Estate residents and occupants of ornate, nearly 200-year-old Georgian Homes in Grosvenor Road also objected. They argued that “noise, dust and vibrations” would cause a nuisance for several years.
One Darwin House resident, George Wood, said at the council’s Planning Committee on June 8: “We have been waiting a long time for this meeting because this project has been in the melting pot for a while…
“One of the things that was very important to us was that there would just be one move, from Darwin House into the new property.
“I can confirm that Darwin House residents, who currently live in small, cramped studio flats – they’re very tiny little rooms – are all looking forward to spending what remains of their lives in the proposed new properties which are all one-bedroom with modern amenities.”
Opposing the plans was Gordon Haggart, a leaseholder in neighbouring Shelley House.
He told the committee: “Significant light, amenity, privacy and pollution issues will affect hundreds of surrounding residents and thousands will be affected by intolerable noise, vibration, dust, parking issues and construction traffic during a long and protracted period.”
Paul Zuckerman, a resident in Grosvenor Road, said: “I speak for those in the Georgian terrace adjoining the site. Indeed my house would be only two metres from Block B [the new Darwin House] after three years of noise and disruption if this was approved…
“And actually we fear for the stability of our houses which were built nearly 200 years ago, before houses were built with substantial foundations.”
A local councillor Murad Gassanly emphasised the need for new affordable housing in Pimlico and said he doubted whether the 600 petition signatories were all local people.
Of the 52 new homes, 34 would be let at “social” rent to current Darwin House residents. The second block would be “intermediate” rent – for households with a total income of up to £90,000.

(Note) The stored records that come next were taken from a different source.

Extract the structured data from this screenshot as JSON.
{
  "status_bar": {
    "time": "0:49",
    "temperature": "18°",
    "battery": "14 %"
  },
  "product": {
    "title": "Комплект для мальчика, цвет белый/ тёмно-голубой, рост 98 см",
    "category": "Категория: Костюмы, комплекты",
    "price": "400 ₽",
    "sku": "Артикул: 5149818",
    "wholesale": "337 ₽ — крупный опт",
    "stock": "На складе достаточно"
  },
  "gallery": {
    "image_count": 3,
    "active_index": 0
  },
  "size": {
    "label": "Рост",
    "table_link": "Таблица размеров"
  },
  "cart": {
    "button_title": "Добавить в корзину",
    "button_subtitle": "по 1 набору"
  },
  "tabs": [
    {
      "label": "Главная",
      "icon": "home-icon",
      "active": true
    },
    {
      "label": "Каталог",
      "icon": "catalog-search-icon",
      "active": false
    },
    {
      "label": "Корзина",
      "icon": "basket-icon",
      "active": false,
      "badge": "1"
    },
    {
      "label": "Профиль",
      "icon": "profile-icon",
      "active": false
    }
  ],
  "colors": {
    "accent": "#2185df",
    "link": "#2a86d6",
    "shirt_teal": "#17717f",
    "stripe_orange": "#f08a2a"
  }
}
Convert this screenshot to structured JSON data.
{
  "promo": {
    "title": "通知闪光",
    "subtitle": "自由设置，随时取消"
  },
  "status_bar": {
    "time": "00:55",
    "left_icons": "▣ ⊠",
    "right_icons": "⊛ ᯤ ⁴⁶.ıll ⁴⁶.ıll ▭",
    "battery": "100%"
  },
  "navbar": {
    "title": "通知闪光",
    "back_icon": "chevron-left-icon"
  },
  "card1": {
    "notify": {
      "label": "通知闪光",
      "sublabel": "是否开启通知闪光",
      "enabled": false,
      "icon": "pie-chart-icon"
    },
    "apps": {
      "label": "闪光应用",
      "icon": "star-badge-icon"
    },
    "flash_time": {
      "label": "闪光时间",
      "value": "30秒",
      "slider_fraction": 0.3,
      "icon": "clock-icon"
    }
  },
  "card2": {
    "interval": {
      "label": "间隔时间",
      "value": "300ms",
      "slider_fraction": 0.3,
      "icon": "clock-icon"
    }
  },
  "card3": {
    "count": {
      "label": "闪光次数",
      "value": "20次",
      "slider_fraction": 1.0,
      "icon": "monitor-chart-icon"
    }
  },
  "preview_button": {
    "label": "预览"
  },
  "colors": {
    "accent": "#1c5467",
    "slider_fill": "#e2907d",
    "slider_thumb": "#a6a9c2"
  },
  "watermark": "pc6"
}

The meeting concluded with the committee’s five members approving the scheme.
Committee chair Robert Rigby (Conservative), said: “We have a desperate need for affordable housing.”
Labour councillor Geoff Barraclough also agreed with council officers that the need for new housing outweighed the disruption that redevelopment would cause. “The harm seems to be bad, but it’s not that bad,” he said.
After the result, Heather Acton, Westminster’s cabinet member for regeneration, said: “In order to maximise the benefits for the local community, the  new intermediate homes will be offered first to residents in the local area.”
Top photo: Campaigners trying to stop the demolition of pub and Darwin house lats in Grosvenor Road, Pimlico.
Please make cheques payable to “MSI Media Limited” and send by post to South London Press, Unit 112, 160 Bromley Road, Catford, London SE6 2NZ
Former Housing Secretary Robert Jenrick has encouraged everyone in the country who can afford to do so to buy a newspaper, and told the Downing Street press briefing recently: “A free country needs a free press, and the newspapers of our country are under significant financial pressure”.
So if you have enjoyed reading this story, and if you can afford to do so, we would be so grateful if you can buy our newspaper or make a donation, which will allow us to continue to bring stories like this one to you both in print and online.